◆ **Problem to solve**:
Pick up at the line with "Output a JSON". Write it out exactly, along with each later line through the end of the data, and nothing more.

Segment Start: Records for this exercise

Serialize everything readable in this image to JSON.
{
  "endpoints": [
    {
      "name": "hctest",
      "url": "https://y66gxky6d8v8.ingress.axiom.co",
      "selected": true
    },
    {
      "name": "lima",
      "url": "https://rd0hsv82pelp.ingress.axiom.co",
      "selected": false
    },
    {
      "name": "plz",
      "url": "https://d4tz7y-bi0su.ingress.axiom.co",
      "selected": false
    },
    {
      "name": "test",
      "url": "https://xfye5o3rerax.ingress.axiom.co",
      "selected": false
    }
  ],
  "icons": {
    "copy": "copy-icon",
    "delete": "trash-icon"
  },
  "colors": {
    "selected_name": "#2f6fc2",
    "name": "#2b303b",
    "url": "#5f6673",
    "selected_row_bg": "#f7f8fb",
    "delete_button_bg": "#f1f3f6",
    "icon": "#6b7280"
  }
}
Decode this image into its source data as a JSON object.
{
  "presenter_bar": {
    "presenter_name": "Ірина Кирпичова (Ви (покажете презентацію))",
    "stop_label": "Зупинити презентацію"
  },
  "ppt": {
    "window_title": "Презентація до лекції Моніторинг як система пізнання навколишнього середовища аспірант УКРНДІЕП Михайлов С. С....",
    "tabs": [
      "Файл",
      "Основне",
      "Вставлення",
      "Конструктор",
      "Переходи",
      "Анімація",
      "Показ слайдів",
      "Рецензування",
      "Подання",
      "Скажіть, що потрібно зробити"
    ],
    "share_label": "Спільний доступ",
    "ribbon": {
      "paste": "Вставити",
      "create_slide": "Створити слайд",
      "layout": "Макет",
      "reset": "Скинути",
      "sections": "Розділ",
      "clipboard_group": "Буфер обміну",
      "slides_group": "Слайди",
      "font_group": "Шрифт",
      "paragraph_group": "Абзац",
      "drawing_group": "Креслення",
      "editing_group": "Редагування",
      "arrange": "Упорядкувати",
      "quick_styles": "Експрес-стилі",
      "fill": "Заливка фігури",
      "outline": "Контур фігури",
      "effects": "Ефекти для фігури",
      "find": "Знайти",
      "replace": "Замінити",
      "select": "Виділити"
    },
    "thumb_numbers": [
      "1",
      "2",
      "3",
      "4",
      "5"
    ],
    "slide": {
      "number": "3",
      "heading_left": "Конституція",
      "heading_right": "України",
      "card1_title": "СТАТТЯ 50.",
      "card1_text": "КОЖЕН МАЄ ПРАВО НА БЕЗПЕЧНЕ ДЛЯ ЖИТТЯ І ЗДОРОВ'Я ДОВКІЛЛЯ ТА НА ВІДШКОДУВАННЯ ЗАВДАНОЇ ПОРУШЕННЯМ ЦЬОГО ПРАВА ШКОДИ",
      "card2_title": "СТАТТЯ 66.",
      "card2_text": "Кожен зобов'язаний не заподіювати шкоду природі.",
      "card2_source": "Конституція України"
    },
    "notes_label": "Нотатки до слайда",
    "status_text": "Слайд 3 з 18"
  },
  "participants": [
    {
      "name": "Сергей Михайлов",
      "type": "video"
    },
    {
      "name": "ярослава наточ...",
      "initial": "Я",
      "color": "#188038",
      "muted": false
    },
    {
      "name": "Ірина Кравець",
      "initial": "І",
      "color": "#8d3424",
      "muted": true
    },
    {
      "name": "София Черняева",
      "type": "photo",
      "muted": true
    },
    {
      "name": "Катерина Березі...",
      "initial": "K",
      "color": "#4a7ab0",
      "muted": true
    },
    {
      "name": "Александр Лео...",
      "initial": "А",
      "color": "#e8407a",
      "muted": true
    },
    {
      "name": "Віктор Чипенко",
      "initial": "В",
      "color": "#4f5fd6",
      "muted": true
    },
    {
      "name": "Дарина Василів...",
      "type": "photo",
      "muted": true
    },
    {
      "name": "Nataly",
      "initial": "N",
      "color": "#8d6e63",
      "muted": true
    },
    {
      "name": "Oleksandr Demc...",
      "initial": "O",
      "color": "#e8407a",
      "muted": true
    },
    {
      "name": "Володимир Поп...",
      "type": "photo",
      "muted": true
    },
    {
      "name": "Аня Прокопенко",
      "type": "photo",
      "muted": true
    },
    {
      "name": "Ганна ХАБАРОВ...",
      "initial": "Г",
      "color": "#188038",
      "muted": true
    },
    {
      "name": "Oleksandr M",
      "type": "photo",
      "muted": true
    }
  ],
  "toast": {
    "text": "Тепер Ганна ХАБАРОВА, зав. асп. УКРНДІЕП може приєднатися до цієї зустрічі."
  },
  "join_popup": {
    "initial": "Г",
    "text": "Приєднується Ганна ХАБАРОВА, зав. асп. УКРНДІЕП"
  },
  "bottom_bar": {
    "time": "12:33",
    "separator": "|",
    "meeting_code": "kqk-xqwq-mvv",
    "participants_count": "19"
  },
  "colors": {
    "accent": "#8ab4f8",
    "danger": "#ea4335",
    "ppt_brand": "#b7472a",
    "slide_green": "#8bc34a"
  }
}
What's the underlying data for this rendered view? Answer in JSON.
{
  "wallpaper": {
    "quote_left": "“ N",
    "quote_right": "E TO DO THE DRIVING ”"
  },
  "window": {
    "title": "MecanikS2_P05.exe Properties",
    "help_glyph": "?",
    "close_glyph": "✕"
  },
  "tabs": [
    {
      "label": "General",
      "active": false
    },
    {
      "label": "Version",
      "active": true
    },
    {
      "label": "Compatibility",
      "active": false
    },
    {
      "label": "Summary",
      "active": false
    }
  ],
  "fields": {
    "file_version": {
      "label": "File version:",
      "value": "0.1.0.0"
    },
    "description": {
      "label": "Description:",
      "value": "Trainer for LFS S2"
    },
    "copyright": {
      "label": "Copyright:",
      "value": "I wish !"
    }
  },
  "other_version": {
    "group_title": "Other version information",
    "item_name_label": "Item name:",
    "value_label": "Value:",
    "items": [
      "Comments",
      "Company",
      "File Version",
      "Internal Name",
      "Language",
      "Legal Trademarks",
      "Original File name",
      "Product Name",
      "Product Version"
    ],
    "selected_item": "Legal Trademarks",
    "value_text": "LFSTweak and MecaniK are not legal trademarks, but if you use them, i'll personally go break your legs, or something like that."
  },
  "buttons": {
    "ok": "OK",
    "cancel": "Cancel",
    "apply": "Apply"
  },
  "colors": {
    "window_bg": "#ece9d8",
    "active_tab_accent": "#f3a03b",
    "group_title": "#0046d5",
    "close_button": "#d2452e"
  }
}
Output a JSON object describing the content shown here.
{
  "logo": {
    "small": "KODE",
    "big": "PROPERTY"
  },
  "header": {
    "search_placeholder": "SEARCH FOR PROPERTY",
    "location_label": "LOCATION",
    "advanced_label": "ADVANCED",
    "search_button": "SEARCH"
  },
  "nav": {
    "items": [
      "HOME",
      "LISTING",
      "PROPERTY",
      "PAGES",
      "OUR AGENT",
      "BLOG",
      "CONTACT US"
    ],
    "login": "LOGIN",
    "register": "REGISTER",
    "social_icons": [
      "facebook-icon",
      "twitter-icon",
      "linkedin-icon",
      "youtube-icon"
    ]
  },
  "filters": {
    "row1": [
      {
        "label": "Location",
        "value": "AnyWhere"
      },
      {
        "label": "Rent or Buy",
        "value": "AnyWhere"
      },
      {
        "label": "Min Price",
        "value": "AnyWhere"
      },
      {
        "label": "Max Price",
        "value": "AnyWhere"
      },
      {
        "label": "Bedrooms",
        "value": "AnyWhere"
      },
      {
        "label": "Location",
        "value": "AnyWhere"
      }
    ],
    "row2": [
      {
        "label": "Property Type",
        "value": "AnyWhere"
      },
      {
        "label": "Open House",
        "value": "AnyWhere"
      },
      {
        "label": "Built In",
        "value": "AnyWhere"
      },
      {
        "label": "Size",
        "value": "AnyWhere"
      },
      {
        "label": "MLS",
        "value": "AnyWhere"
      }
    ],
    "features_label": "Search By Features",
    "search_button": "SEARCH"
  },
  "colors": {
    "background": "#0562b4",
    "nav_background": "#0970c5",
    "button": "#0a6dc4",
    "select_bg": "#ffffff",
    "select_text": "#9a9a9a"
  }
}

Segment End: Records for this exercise

◆ **Solution**:
Output a JSON object describing the content shown here.
{
  "logo": {
    "small": "KODE",
    "big": "PROPERTY"
  },
  "header": {
    "search_placeholder": "SEARCH FOR PROPERTY",
    "location_label": "LOCATION",
    "advanced_label": "ADVANCED",
    "search_button": "SEARCH"
  },
  "nav": {
    "items": [
      "HOME",
      "LISTING",
      "PROPERTY",
      "PAGES",
      "OUR AGENT",
      "BLOG",
      "CONTACT US"
    ],
    "login": "LOGIN",
    "register": "REGISTER",
    "social_icons": [
      "facebook-icon",
      "twitter-icon",
      "linkedin-icon",
      "youtube-icon"
    ]
  },
  "filters": {
    "row1": [
      {
        "label": "Location",
        "value": "AnyWhere"
      },
      {
        "label": "Rent or Buy",
        "value": "AnyWhere"
      },
      {
        "label": "Min Price",
        "value": "AnyWhere"
      },
      {
        "label": "Max Price",
        "value": "AnyWhere"
      },
      {
        "label": "Bedrooms",
        "value": "AnyWhere"
      },
      {
        "label": "Location",
        "value": "AnyWhere"
      }
    ],
    "row2": [
      {
        "label": "Property Type",
        "value": "AnyWhere"
      },
      {
        "label": "Open House",
        "value": "AnyWhere"
      },
      {
        "label": "Built In",
        "value": "AnyWhere"
      },
      {
        "label": "Size",
        "value": "AnyWhere"
      },
      {
        "label": "MLS",
        "value": "AnyWhere"
      }
    ],
    "features_label": "Search By Features",
    "search_button": "SEARCH"
  },
  "colors": {
    "background": "#0562b4",
    "nav_background": "#0970c5",
    "button": "#0a6dc4",
    "select_bg": "#ffffff",
    "select_text": "#9a9a9a"
  }
}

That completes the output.